PROBLEM TO SOLVE:
Ignoring the pictures, copy the data exactly.
■ ■ ■ ■ ■ ■ ■
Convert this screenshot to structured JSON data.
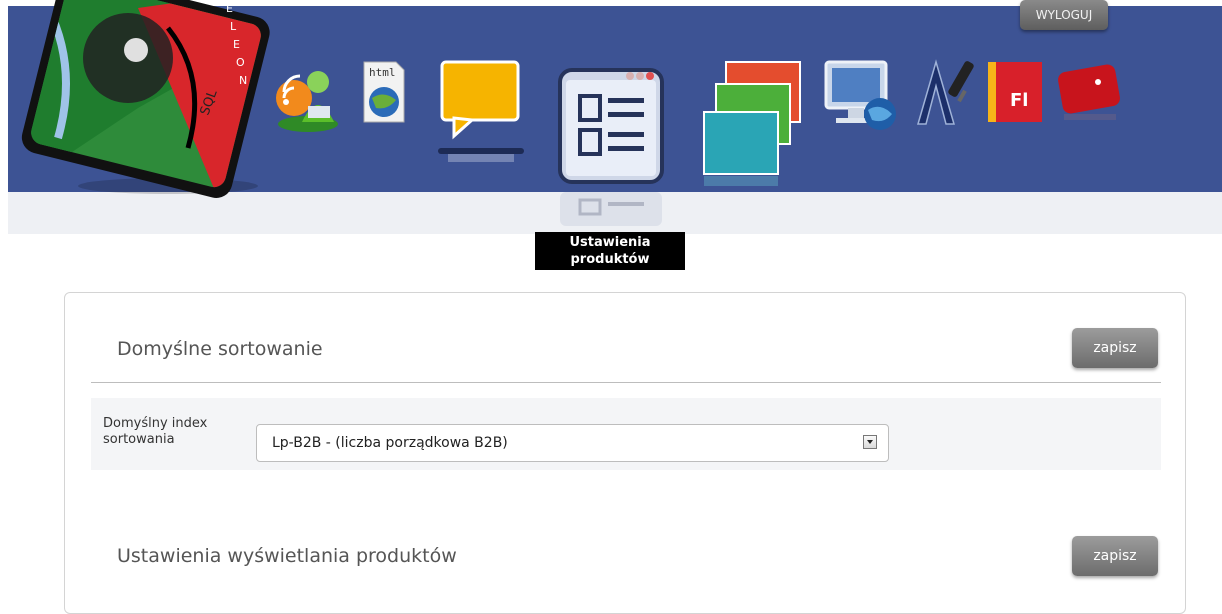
{
  "header": {
    "logout_label": "WYLOGUJ",
    "logo_letters": [
      "E",
      "L",
      "E",
      "O",
      "N"
    ],
    "logo_sql": "SQL",
    "active_tooltip_line1": "Ustawienia",
    "active_tooltip_line2": "produktów",
    "html_icon_text": "html",
    "fl_icon_text": "Fl"
  },
  "sections": {
    "sorting": {
      "title": "Domyślne sortowanie",
      "save_label": "zapisz",
      "field_label_line1": "Domyślny index",
      "field_label_line2": "sortowania",
      "select_value": "Lp-B2B - (liczba porządkowa B2B)"
    },
    "display": {
      "title": "Ustawienia wyświetlania produktów",
      "save_label": "zapisz"
    }
  },
  "colors": {
    "header_bg": "#3d5394",
    "subbar_bg": "#eef0f4",
    "tooltip_bg": "#000000",
    "button_bg": "#7c7c7c"
  }
}
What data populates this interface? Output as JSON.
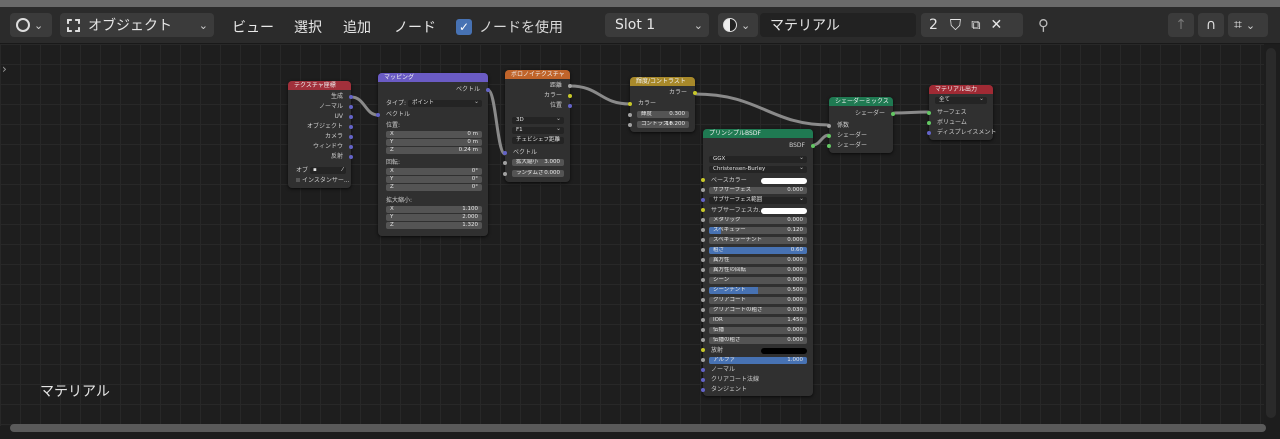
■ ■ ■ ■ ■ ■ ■
REPLY:
Convert this screenshot to structured JSON data.
{
  "header": {
    "logout_label": "WYLOGUJ",
    "logo_letters": [
      "E",
      "L",
      "E",
      "O",
      "N"
    ],
    "logo_sql": "SQL",
    "active_tooltip_line1": "Ustawienia",
    "active_tooltip_line2": "produktów",
    "html_icon_text": "html",
    "fl_icon_text": "Fl"
  },
  "sections": {
    "sorting": {
      "title": "Domyślne sortowanie",
      "save_label": "zapisz",
      "field_label_line1": "Domyślny index",
      "field_label_line2": "sortowania",
      "select_value": "Lp-B2B - (liczba porządkowa B2B)"
    },
    "display": {
      "title": "Ustawienia wyświetlania produktów",
      "save_label": "zapisz"
    }
  },
  "colors": {
    "header_bg": "#3d5394",
    "subbar_bg": "#eef0f4",
    "tooltip_bg": "#000000",
    "button_bg": "#7c7c7c"
  }
}
What data populates this interface? Output as JSON.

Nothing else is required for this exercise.